Moving Slowly on Problematic Awards
The biggest news so far is that of the top ten winners, seven look to have received no funds at all (see table below or high-resolution version here). That’s $4.1 billion worth of bids for almost 1.9 million locations, and includes LTD Broadband, SpaceX’s Starlink, AMG Technologies (NextLink), Frontier, Resound Networks, Starry (Connect Everyone), and CenturyLink. This is a big deal.
Known for decades as the "Sweet Onion Capital of the World," tourists are still drawn to the rural farmlands of Toombs County in east central Georgia for the annual Vidalia Onion Festival.

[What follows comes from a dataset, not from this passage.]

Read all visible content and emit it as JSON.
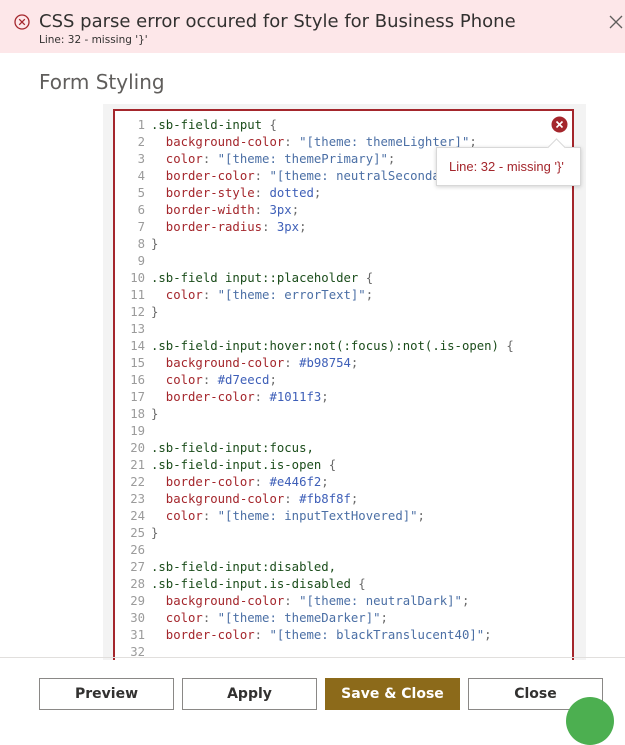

But in early November 2021, officials from the member-owned electric cooperative Altamaha Electric Membership Corporation (EMC), flanked by an assortment of state and local officials, gathered at the sprawling L.G. Herndon Farms to announce the cultivation of a new venture. Through its newly created subsidiary Altamaha Fiber, the 86-year-old cooperative recently started construction of a fiber-to-the-home network to serve its 14,000 members who live in Toombs County and in the six neighboring counties (Emanuel, Johnson, Laurens, Montgomery, Tattnall, and Treutlen).
A 5,000-acre spread where they grow Vidalia onions, greens, soybeans, and corn (with over 1,600 cattle and a trucking company on the property), L.G. Herndon Farms was chosen as the site to make the announcement because the farm also happened to be the first business test customer for Altamaha Fiber.
Fiber-to-this-farm will allow for precision agriculture. And, as reported by The Advance, Phil Proctor, the engineer overseeing network construction, noted an added benefit, especially in an area that prizes college football in the ACC: “The lines coming into this building would allow owner Bo Herndon to live stream the Georgia Tech vs. Virginia Tech football game in vivid 4k resolution.”
Beyond the Herndon farm, Georgia Public Service Commissioner Jason Shaw spoke of the far ranging benefits of broadband for the region:
Electric cooperatives illustrate the power that community-owned enterprises have to bring Internet access at scale to unconnected rural communities. Because of their work, states like Missouri (where 15 percent of all households only have access to broadband speeds slower than 100/20 Megabits per second, and only 38 percent have access to speeds of 100/100 Megabits per second or faster), will go from being among the least-connected states to one of those with the greatest connectivity in rural areas in coming years.
An infusion of federal funding shows how publicly owned infrastructure can go farther and move faster. Ralls County Electric Cooperative (RCEC) serves as example in Missouri, building on its existing broadband infrastructure to further increase connectivity in one of the most connected counties in the state.
Closing the Gap
Ralls County, located in the northeastern part of the state, is one of three statewide to provide fiber or wireless Internet access to over 90 percent of residents in its service territory. With $1.3 million in funding from the Rural Digital Opportunity Fund (RDOF) now in hand, RCEC is extending broadband access outside of its electric service area.
RCEC’s initial fiber buildout began in 2010. By 2014, it was the first electric distribution cooperative in Missouri to have built fiber out to all 6,300 of its members. 70 percent of RCEC’s members currently subscribe to its fiber services. Through its wholly owned subsidiary, the cooperative offers five speed tiers. Speeds range from 50/10 Megabits per second for $50/month to 1 Gbps/15 Mbps for $100/month in select locations.
Reaching Beyond its Electric Membership Footprint